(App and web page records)
^^^^^^^^
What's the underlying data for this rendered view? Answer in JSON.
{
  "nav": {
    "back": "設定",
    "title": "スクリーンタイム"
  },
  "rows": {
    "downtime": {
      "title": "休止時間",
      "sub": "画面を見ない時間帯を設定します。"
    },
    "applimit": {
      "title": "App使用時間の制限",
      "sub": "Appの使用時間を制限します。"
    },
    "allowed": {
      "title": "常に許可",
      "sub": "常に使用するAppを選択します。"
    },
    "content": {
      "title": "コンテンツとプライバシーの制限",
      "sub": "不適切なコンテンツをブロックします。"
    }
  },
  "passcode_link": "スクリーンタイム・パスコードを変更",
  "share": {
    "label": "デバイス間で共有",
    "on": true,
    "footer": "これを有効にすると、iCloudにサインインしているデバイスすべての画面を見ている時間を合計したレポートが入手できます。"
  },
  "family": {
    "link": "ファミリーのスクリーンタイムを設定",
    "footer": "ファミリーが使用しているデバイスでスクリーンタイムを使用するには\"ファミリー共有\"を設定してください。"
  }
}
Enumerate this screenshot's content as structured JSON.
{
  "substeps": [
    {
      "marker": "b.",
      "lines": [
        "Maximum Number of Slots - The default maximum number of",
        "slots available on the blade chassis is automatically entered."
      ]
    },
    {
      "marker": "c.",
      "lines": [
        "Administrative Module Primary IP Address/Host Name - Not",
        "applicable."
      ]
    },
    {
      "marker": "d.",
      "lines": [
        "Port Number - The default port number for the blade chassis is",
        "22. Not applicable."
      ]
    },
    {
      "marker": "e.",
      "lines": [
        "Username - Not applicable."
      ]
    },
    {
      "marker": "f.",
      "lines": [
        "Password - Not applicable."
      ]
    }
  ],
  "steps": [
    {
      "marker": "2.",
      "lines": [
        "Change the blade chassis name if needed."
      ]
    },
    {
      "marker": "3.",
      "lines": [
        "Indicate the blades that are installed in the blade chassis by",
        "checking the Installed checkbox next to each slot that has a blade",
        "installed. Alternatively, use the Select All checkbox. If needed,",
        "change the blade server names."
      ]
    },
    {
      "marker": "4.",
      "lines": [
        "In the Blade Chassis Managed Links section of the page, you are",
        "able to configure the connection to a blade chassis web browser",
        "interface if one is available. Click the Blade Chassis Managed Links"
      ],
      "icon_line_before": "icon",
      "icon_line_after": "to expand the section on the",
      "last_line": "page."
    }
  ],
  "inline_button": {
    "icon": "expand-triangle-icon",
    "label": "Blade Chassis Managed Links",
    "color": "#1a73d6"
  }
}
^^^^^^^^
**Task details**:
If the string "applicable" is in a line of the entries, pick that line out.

**Written reply**:
        "applicable."
        "22. Not applicable."
        "Username - Not applicable."
        "Password - Not applicable."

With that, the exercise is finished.